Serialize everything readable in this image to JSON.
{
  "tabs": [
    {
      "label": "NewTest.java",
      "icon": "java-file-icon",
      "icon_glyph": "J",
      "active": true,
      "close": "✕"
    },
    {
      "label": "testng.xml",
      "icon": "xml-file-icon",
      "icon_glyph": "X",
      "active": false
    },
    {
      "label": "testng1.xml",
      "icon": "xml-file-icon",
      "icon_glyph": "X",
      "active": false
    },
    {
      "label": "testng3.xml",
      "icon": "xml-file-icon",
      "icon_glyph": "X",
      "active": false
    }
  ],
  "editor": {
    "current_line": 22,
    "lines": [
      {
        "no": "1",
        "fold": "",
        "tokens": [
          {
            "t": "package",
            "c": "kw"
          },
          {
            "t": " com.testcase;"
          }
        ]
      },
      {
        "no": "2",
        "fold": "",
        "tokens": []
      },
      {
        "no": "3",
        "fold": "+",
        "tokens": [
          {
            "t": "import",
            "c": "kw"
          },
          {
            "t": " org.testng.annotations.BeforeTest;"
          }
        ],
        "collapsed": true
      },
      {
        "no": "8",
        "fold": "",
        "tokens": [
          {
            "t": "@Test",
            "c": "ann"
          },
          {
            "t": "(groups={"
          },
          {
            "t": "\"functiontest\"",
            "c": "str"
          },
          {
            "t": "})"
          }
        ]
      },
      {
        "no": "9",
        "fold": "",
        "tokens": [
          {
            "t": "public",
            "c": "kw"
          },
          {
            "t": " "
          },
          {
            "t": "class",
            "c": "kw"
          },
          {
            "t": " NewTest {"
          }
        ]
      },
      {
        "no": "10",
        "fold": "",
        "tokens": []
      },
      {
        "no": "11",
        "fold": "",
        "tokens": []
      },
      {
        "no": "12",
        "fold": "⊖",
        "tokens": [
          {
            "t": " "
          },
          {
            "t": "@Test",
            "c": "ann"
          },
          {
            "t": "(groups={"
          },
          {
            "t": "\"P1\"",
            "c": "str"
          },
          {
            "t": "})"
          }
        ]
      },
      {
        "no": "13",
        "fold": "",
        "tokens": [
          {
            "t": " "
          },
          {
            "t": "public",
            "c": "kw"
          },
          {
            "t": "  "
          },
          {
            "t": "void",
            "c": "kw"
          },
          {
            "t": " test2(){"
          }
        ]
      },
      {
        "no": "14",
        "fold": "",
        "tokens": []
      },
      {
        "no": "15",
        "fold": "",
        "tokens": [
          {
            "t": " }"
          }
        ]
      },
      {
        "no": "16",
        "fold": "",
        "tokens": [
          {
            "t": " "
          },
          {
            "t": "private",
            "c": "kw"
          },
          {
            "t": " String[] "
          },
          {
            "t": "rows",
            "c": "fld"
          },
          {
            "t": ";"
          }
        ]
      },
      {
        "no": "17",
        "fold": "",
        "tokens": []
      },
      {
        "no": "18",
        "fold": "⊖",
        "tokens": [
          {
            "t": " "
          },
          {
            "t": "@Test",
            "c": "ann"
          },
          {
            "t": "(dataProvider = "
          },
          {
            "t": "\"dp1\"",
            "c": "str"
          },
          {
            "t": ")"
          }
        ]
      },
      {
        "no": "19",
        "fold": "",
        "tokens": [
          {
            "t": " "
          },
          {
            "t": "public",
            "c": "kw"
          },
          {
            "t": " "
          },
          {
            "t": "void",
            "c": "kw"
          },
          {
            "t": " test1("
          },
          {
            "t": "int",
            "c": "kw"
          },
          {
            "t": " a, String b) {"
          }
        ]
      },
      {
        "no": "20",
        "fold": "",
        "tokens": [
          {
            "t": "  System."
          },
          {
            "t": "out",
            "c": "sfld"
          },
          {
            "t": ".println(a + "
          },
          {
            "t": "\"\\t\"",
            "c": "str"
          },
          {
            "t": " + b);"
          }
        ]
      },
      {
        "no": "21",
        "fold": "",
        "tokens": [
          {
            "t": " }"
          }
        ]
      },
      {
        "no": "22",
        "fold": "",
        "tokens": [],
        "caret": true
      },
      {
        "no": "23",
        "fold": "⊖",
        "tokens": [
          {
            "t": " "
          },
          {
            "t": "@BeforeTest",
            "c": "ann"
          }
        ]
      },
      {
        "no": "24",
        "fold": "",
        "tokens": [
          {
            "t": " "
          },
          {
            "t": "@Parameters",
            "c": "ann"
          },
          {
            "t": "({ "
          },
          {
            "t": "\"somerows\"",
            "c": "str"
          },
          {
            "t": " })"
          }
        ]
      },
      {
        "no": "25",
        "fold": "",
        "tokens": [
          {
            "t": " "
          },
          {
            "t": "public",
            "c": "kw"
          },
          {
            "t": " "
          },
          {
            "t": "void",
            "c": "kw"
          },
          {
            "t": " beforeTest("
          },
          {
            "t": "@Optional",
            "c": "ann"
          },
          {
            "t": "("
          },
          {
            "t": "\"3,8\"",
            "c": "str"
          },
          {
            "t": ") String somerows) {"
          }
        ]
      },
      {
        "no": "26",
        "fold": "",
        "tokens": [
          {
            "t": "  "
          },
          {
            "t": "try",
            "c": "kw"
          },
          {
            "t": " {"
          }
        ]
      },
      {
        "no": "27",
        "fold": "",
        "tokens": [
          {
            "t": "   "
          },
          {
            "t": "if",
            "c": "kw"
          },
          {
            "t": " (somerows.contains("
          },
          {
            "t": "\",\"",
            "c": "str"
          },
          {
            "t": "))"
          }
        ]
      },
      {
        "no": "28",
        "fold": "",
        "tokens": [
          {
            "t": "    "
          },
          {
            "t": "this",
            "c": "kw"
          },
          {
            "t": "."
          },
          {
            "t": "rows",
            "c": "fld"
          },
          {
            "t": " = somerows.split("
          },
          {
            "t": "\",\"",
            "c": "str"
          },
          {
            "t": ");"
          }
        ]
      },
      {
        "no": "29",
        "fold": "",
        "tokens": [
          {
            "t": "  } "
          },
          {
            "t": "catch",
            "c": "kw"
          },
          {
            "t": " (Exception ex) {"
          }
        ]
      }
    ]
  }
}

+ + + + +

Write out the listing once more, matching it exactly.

Serialize everything readable in this image to JSON.
{
  "tabs": [
    {
      "label": "NewTest.java",
      "icon": "java-file-icon",
      "icon_glyph": "J",
      "active": true,
      "close": "✕"
    },
    {
      "label": "testng.xml",
      "icon": "xml-file-icon",
      "icon_glyph": "X",
      "active": false
    },
    {
      "label": "testng1.xml",
      "icon": "xml-file-icon",
      "icon_glyph": "X",
      "active": false
    },
    {
      "label": "testng3.xml",
      "icon": "xml-file-icon",
      "icon_glyph": "X",
      "active": false
    }
  ],
  "editor": {
    "current_line": 22,
    "lines": [
      {
        "no": "1",
        "fold": "",
        "tokens": [
          {
            "t": "package",
            "c": "kw"
          },
          {
            "t": " com.testcase;"
          }
        ]
      },
      {
        "no": "2",
        "fold": "",
        "tokens": []
      },
      {
        "no": "3",
        "fold": "+",
        "tokens": [
          {
            "t": "import",
            "c": "kw"
          },
          {
            "t": " org.testng.annotations.BeforeTest;"
          }
        ],
        "collapsed": true
      },
      {
        "no": "8",
        "fold": "",
        "tokens": [
          {
            "t": "@Test",
            "c": "ann"
          },
          {
            "t": "(groups={"
          },
          {
            "t": "\"functiontest\"",
            "c": "str"
          },
          {
            "t": "})"
          }
        ]
      },
      {
        "no": "9",
        "fold": "",
        "tokens": [
          {
            "t": "public",
            "c": "kw"
          },
          {
            "t": " "
          },
          {
            "t": "class",
            "c": "kw"
          },
          {
            "t": " NewTest {"
          }
        ]
      },
      {
        "no": "10",
        "fold": "",
        "tokens": []
      },
      {
        "no": "11",
        "fold": "",
        "tokens": []
      },
      {
        "no": "12",
        "fold": "⊖",
        "tokens": [
          {
            "t": " "
          },
          {
            "t": "@Test",
            "c": "ann"
          },
          {
            "t": "(groups={"
          },
          {
            "t": "\"P1\"",
            "c": "str"
          },
          {
            "t": "})"
          }
        ]
      },
      {
        "no": "13",
        "fold": "",
        "tokens": [
          {
            "t": " "
          },
          {
            "t": "public",
            "c": "kw"
          },
          {
            "t": "  "
          },
          {
            "t": "void",
            "c": "kw"
          },
          {
            "t": " test2(){"
          }
        ]
      },
      {
        "no": "14",
        "fold": "",
        "tokens": []
      },
      {
        "no": "15",
        "fold": "",
        "tokens": [
          {
            "t": " }"
          }
        ]
      },
      {
        "no": "16",
        "fold": "",
        "tokens": [
          {
            "t": " "
          },
          {
            "t": "private",
            "c": "kw"
          },
          {
            "t": " String[] "
          },
          {
            "t": "rows",
            "c": "fld"
          },
          {
            "t": ";"
          }
        ]
      },
      {
        "no": "17",
        "fold": "",
        "tokens": []
      },
      {
        "no": "18",
        "fold": "⊖",
        "tokens": [
          {
            "t": " "
          },
          {
            "t": "@Test",
            "c": "ann"
          },
          {
            "t": "(dataProvider = "
          },
          {
            "t": "\"dp1\"",
            "c": "str"
          },
          {
            "t": ")"
          }
        ]
      },
      {
        "no": "19",
        "fold": "",
        "tokens": [
          {
            "t": " "
          },
          {
            "t": "public",
            "c": "kw"
          },
          {
            "t": " "
          },
          {
            "t": "void",
            "c": "kw"
          },
          {
            "t": " test1("
          },
          {
            "t": "int",
            "c": "kw"
          },
          {
            "t": " a, String b) {"
          }
        ]
      },
      {
        "no": "20",
        "fold": "",
        "tokens": [
          {
            "t": "  System."
          },
          {
            "t": "out",
            "c": "sfld"
          },
          {
            "t": ".println(a + "
          },
          {
            "t": "\"\\t\"",
            "c": "str"
          },
          {
            "t": " + b);"
          }
        ]
      },
      {
        "no": "21",
        "fold": "",
        "tokens": [
          {
            "t": " }"
          }
        ]
      },
      {
        "no": "22",
        "fold": "",
        "tokens": [],
        "caret": true
      },
      {
        "no": "23",
        "fold": "⊖",
        "tokens": [
          {
            "t": " "
          },
          {
            "t": "@BeforeTest",
            "c": "ann"
          }
        ]
      },
      {
        "no": "24",
        "fold": "",
        "tokens": [
          {
            "t": " "
          },
          {
            "t": "@Parameters",
            "c": "ann"
          },
          {
            "t": "({ "
          },
          {
            "t": "\"somerows\"",
            "c": "str"
          },
          {
            "t": " })"
          }
        ]
      },
      {
        "no": "25",
        "fold": "",
        "tokens": [
          {
            "t": " "
          },
          {
            "t": "public",
            "c": "kw"
          },
          {
            "t": " "
          },
          {
            "t": "void",
            "c": "kw"
          },
          {
            "t": " beforeTest("
          },
          {
            "t": "@Optional",
            "c": "ann"
          },
          {
            "t": "("
          },
          {
            "t": "\"3,8\"",
            "c": "str"
          },
          {
            "t": ") String somerows) {"
          }
        ]
      },
      {
        "no": "26",
        "fold": "",
        "tokens": [
          {
            "t": "  "
          },
          {
            "t": "try",
            "c": "kw"
          },
          {
            "t": " {"
          }
        ]
      },
      {
        "no": "27",
        "fold": "",
        "tokens": [
          {
            "t": "   "
          },
          {
            "t": "if",
            "c": "kw"
          },
          {
            "t": " (somerows.contains("
          },
          {
            "t": "\",\"",
            "c": "str"
          },
          {
            "t": "))"
          }
        ]
      },
      {
        "no": "28",
        "fold": "",
        "tokens": [
          {
            "t": "    "
          },
          {
            "t": "this",
            "c": "kw"
          },
          {
            "t": "."
          },
          {
            "t": "rows",
            "c": "fld"
          },
          {
            "t": " = somerows.split("
          },
          {
            "t": "\",\"",
            "c": "str"
          },
          {
            "t": ");"
          }
        ]
      },
      {
        "no": "29",
        "fold": "",
        "tokens": [
          {
            "t": "  } "
          },
          {
            "t": "catch",
            "c": "kw"
          },
          {
            "t": " (Exception ex) {"
          }
        ]
      }
    ]
  }
}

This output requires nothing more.